What the task asks ::
All of the data that follows should be given again exactly, without its images.

(Items from a data source)
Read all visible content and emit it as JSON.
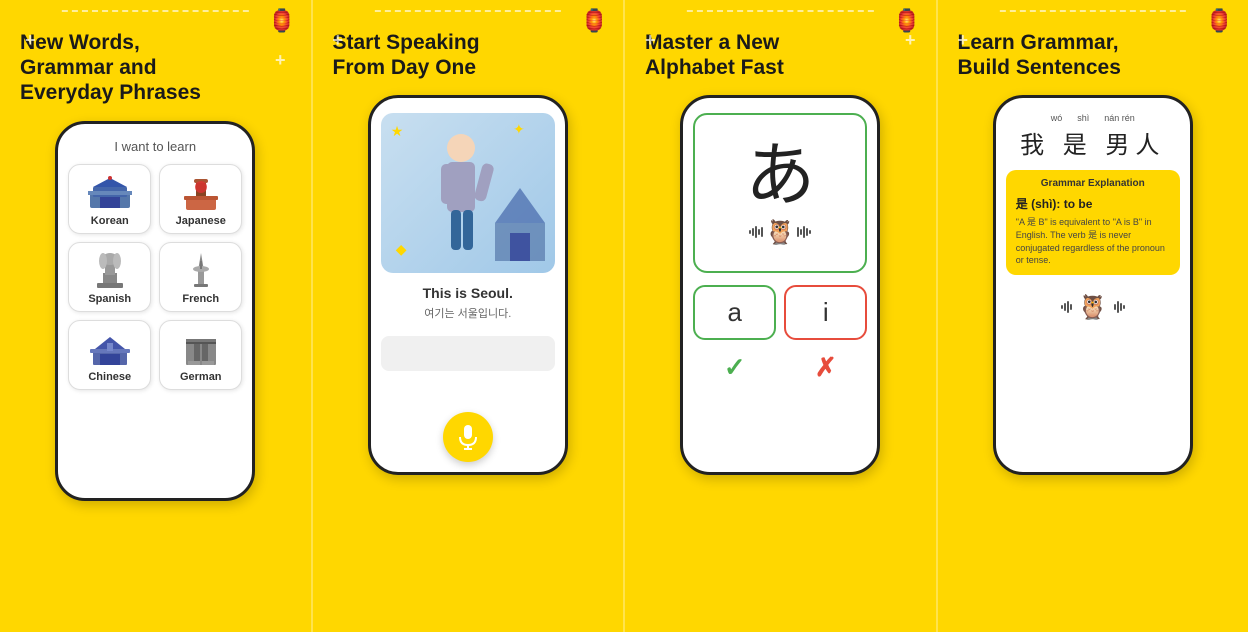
{
  "panels": [
    {
      "id": "panel1",
      "title": "New Words,\nGrammar and\nEveryday Phrases",
      "subtitle": "I want to learn",
      "languages": [
        {
          "name": "Korean",
          "emoji": "🏯"
        },
        {
          "name": "Japanese",
          "emoji": "⛩️"
        },
        {
          "name": "Spanish",
          "emoji": "⛪"
        },
        {
          "name": "French",
          "emoji": "🗼"
        },
        {
          "name": "Chinese",
          "emoji": "🏛️"
        },
        {
          "name": "German",
          "emoji": "🚪"
        }
      ]
    },
    {
      "id": "panel2",
      "title": "Start Speaking\nFrom Day One",
      "speech_main": "This is Seoul.",
      "speech_sub": "여기는 서울입니다.",
      "mic_icon": "🎤"
    },
    {
      "id": "panel3",
      "title": "Master a New\nAlphabet Fast",
      "hiragana": "あ",
      "answers": [
        "a",
        "i"
      ],
      "check": "✓",
      "cross": "✗"
    },
    {
      "id": "panel4",
      "title": "Learn Grammar,\nBuild Sentences",
      "pinyin": [
        "wó",
        "shì",
        "nán rén"
      ],
      "chinese": "我 是 男人",
      "grammar_title": "Grammar Explanation",
      "grammar_bold": "是 (shì): to be",
      "grammar_desc": "\"A 是 B\" is equivalent to \"A is B\" in English. The verb 是 is never conjugated regardless of the pronoun or tense."
    }
  ],
  "colors": {
    "background": "#FFD700",
    "phone_border": "#222222",
    "green": "#4CAF50",
    "red": "#e74c3c",
    "grammar_bg": "#FFD700"
  }
}
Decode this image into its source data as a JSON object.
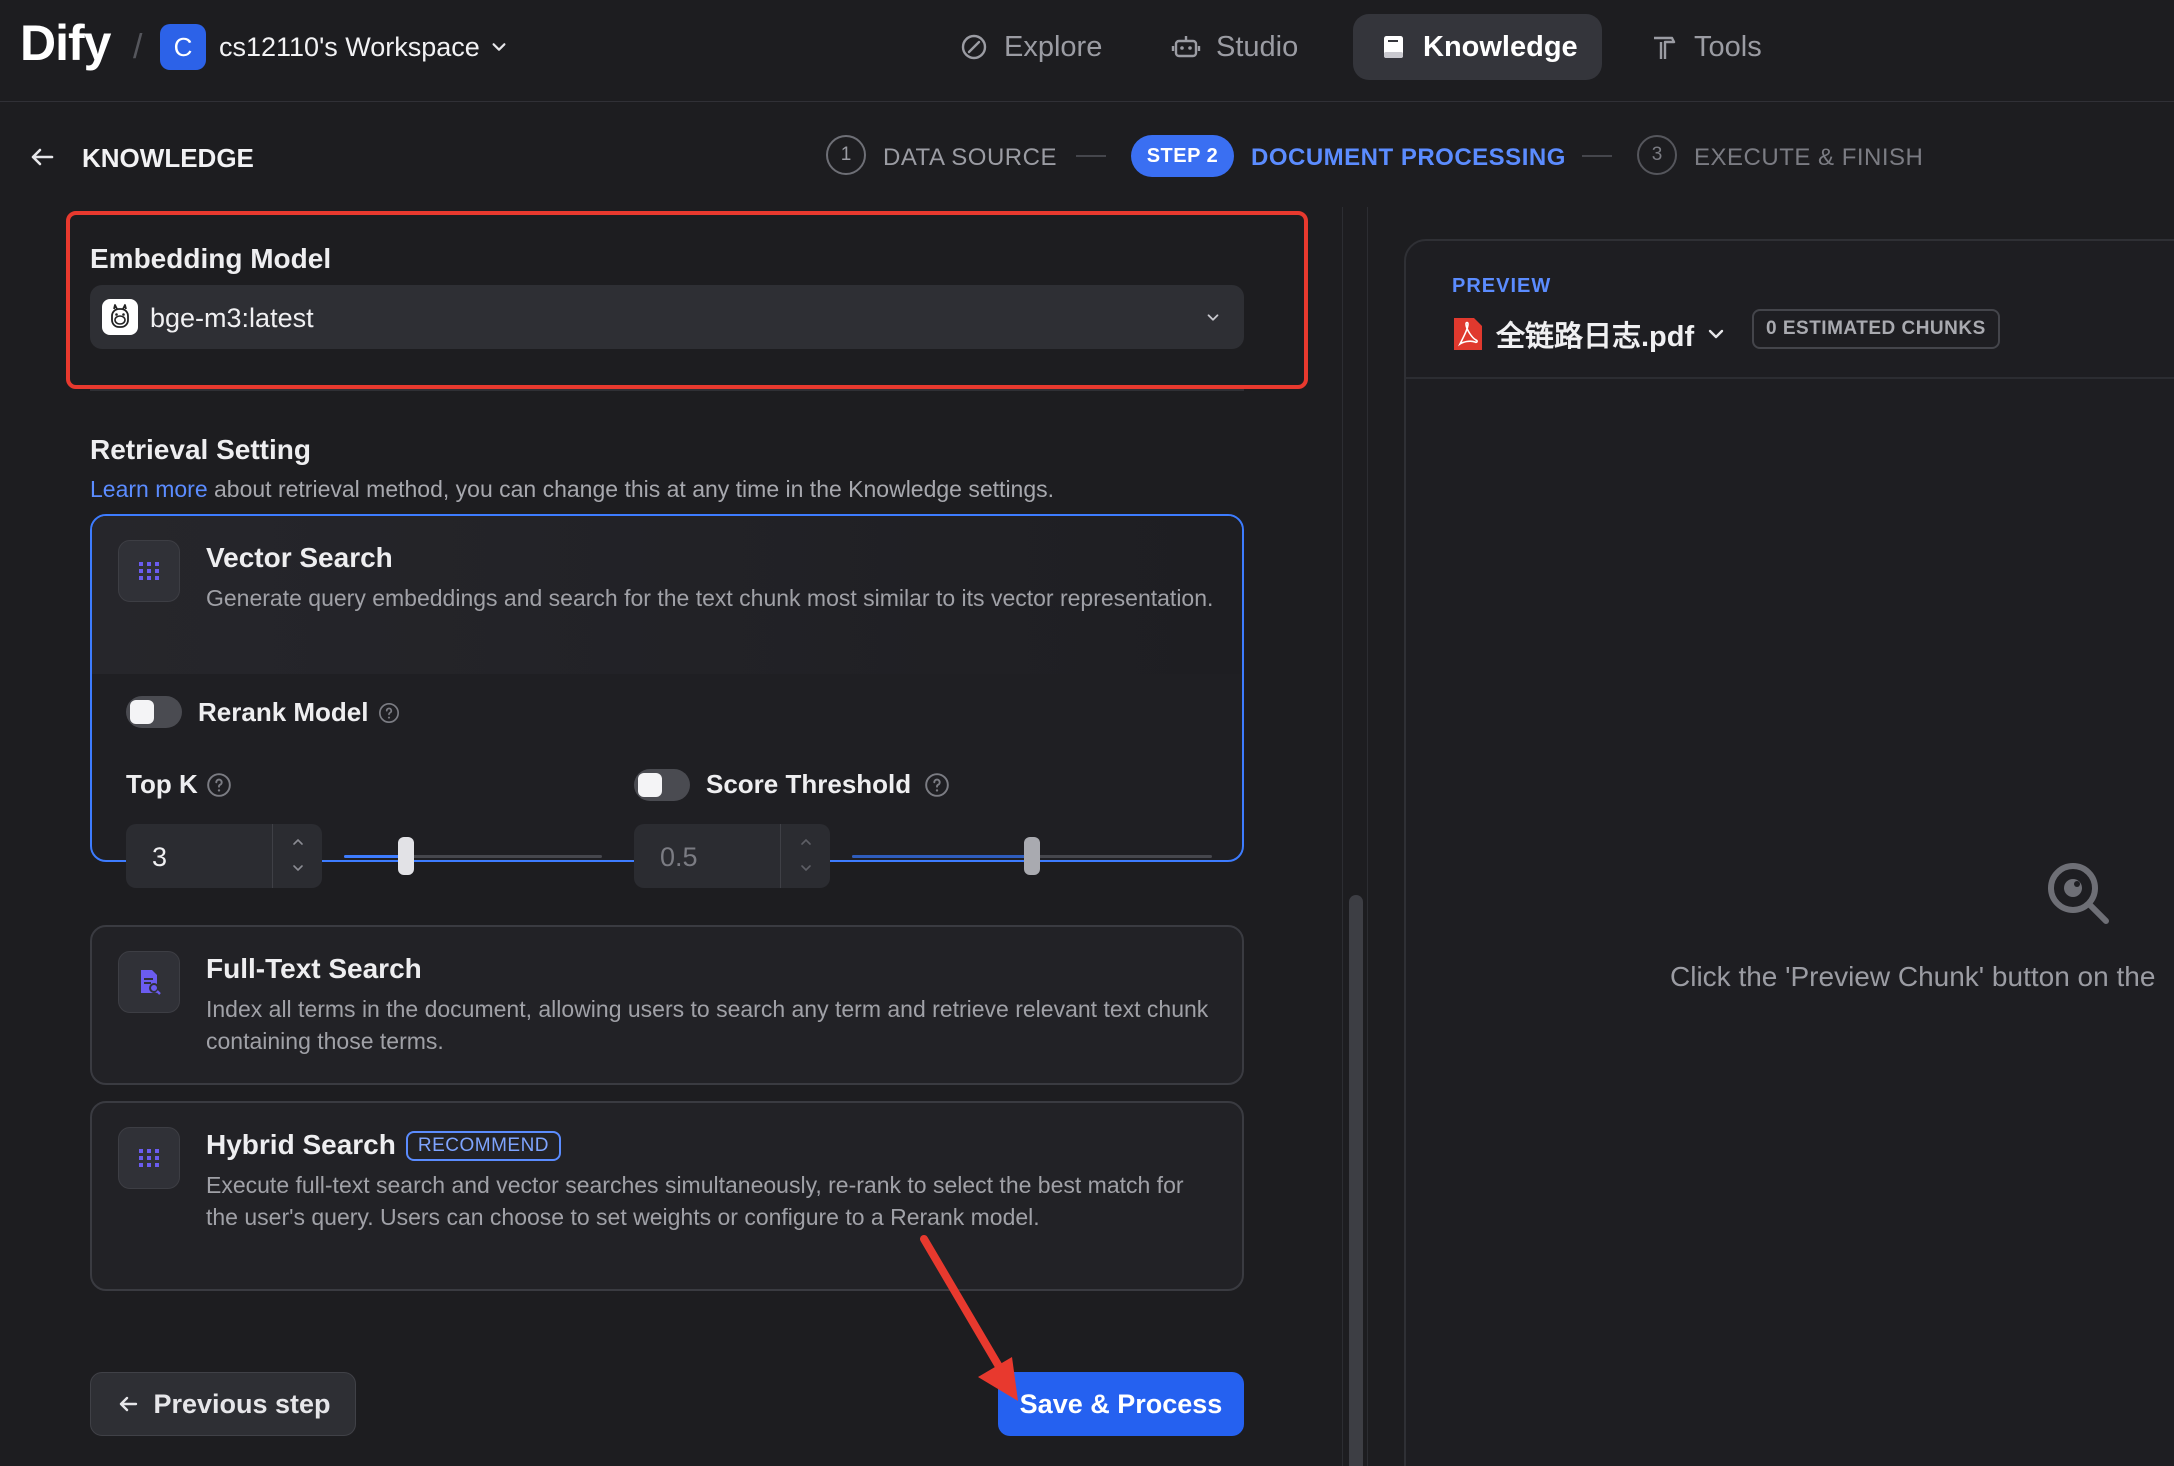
{
  "brand": {
    "logo_text": "Dify",
    "separator": "/"
  },
  "workspace": {
    "avatar_letter": "C",
    "name": "cs12110's Workspace"
  },
  "nav": {
    "items": [
      {
        "label": "Explore",
        "icon": "compass-icon",
        "active": false
      },
      {
        "label": "Studio",
        "icon": "robot-icon",
        "active": false
      },
      {
        "label": "Knowledge",
        "icon": "book-icon",
        "active": true
      },
      {
        "label": "Tools",
        "icon": "hammer-icon",
        "active": false
      }
    ]
  },
  "subheader": {
    "back_label": "KNOWLEDGE",
    "steps": [
      {
        "number": "1",
        "label": "DATA SOURCE"
      },
      {
        "pill": "STEP 2",
        "label": "DOCUMENT PROCESSING"
      },
      {
        "number": "3",
        "label": "EXECUTE & FINISH"
      }
    ]
  },
  "embedding": {
    "title": "Embedding Model",
    "selected_model": "bge-m3:latest",
    "model_icon": "llama-icon"
  },
  "retrieval": {
    "title": "Retrieval Setting",
    "desc_link": "Learn more",
    "desc_rest": " about retrieval method, you can change this at any time in the Knowledge settings.",
    "vector": {
      "title": "Vector Search",
      "desc": "Generate query embeddings and search for the text chunk most similar to its vector representation.",
      "rerank_label": "Rerank Model",
      "rerank_enabled": false,
      "topk_label": "Top K",
      "topk_value": "3",
      "topk_slider_fraction": 0.24,
      "score_label": "Score Threshold",
      "score_enabled": false,
      "score_value": "0.5",
      "score_slider_fraction": 0.5
    },
    "fulltext": {
      "title": "Full-Text Search",
      "desc": "Index all terms in the document, allowing users to search any term and retrieve relevant text chunk containing those terms."
    },
    "hybrid": {
      "title": "Hybrid Search",
      "badge": "RECOMMEND",
      "desc": "Execute full-text search and vector searches simultaneously, re-rank to select the best match for the user's query. Users can choose to set weights or configure to a Rerank model."
    }
  },
  "actions": {
    "prev_label": "Previous step",
    "save_label": "Save & Process"
  },
  "preview": {
    "label": "PREVIEW",
    "file_name": "全链路日志.pdf",
    "chunks_badge": "0 ESTIMATED CHUNKS",
    "empty_hint": "Click the 'Preview Chunk' button on the"
  },
  "colors": {
    "accent": "#3d7cff",
    "primary_button": "#2561f0",
    "highlight_border": "#e8392e",
    "annotation_arrow": "#e8392e"
  }
}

Output for this exercise ::
Read all visible content and emit it as JSON.
{
  "panels": [
    {
      "id": "panel1",
      "title": "New Words,\nGrammar and\nEveryday Phrases",
      "subtitle": "I want to learn",
      "languages": [
        {
          "name": "Korean",
          "emoji": "🏯"
        },
        {
          "name": "Japanese",
          "emoji": "⛩️"
        },
        {
          "name": "Spanish",
          "emoji": "⛪"
        },
        {
          "name": "French",
          "emoji": "🗼"
        },
        {
          "name": "Chinese",
          "emoji": "🏛️"
        },
        {
          "name": "German",
          "emoji": "🚪"
        }
      ]
    },
    {
      "id": "panel2",
      "title": "Start Speaking\nFrom Day One",
      "speech_main": "This is Seoul.",
      "speech_sub": "여기는 서울입니다.",
      "mic_icon": "🎤"
    },
    {
      "id": "panel3",
      "title": "Master a New\nAlphabet Fast",
      "hiragana": "あ",
      "answers": [
        "a",
        "i"
      ],
      "check": "✓",
      "cross": "✗"
    },
    {
      "id": "panel4",
      "title": "Learn Grammar,\nBuild Sentences",
      "pinyin": [
        "wó",
        "shì",
        "nán rén"
      ],
      "chinese": "我 是 男人",
      "grammar_title": "Grammar Explanation",
      "grammar_bold": "是 (shì): to be",
      "grammar_desc": "\"A 是 B\" is equivalent to \"A is B\" in English. The verb 是 is never conjugated regardless of the pronoun or tense."
    }
  ],
  "colors": {
    "background": "#FFD700",
    "phone_border": "#222222",
    "green": "#4CAF50",
    "red": "#e74c3c",
    "grammar_bg": "#FFD700"
  }
}
Decode this image into its source data as a JSON object.
{
  "brand": {
    "logo_text": "Dify",
    "separator": "/"
  },
  "workspace": {
    "avatar_letter": "C",
    "name": "cs12110's Workspace"
  },
  "nav": {
    "items": [
      {
        "label": "Explore",
        "icon": "compass-icon",
        "active": false
      },
      {
        "label": "Studio",
        "icon": "robot-icon",
        "active": false
      },
      {
        "label": "Knowledge",
        "icon": "book-icon",
        "active": true
      },
      {
        "label": "Tools",
        "icon": "hammer-icon",
        "active": false
      }
    ]
  },
  "subheader": {
    "back_label": "KNOWLEDGE",
    "steps": [
      {
        "number": "1",
        "label": "DATA SOURCE"
      },
      {
        "pill": "STEP 2",
        "label": "DOCUMENT PROCESSING"
      },
      {
        "number": "3",
        "label": "EXECUTE & FINISH"
      }
    ]
  },
  "embedding": {
    "title": "Embedding Model",
    "selected_model": "bge-m3:latest",
    "model_icon": "llama-icon"
  },
  "retrieval": {
    "title": "Retrieval Setting",
    "desc_link": "Learn more",
    "desc_rest": " about retrieval method, you can change this at any time in the Knowledge settings.",
    "vector": {
      "title": "Vector Search",
      "desc": "Generate query embeddings and search for the text chunk most similar to its vector representation.",
      "rerank_label": "Rerank Model",
      "rerank_enabled": false,
      "topk_label": "Top K",
      "topk_value": "3",
      "topk_slider_fraction": 0.24,
      "score_label": "Score Threshold",
      "score_enabled": false,
      "score_value": "0.5",
      "score_slider_fraction": 0.5
    },
    "fulltext": {
      "title": "Full-Text Search",
      "desc": "Index all terms in the document, allowing users to search any term and retrieve relevant text chunk containing those terms."
    },
    "hybrid": {
      "title": "Hybrid Search",
      "badge": "RECOMMEND",
      "desc": "Execute full-text search and vector searches simultaneously, re-rank to select the best match for the user's query. Users can choose to set weights or configure to a Rerank model."
    }
  },
  "actions": {
    "prev_label": "Previous step",
    "save_label": "Save & Process"
  },
  "preview": {
    "label": "PREVIEW",
    "file_name": "全链路日志.pdf",
    "chunks_badge": "0 ESTIMATED CHUNKS",
    "empty_hint": "Click the 'Preview Chunk' button on the"
  },
  "colors": {
    "accent": "#3d7cff",
    "primary_button": "#2561f0",
    "highlight_border": "#e8392e",
    "annotation_arrow": "#e8392e"
  }
}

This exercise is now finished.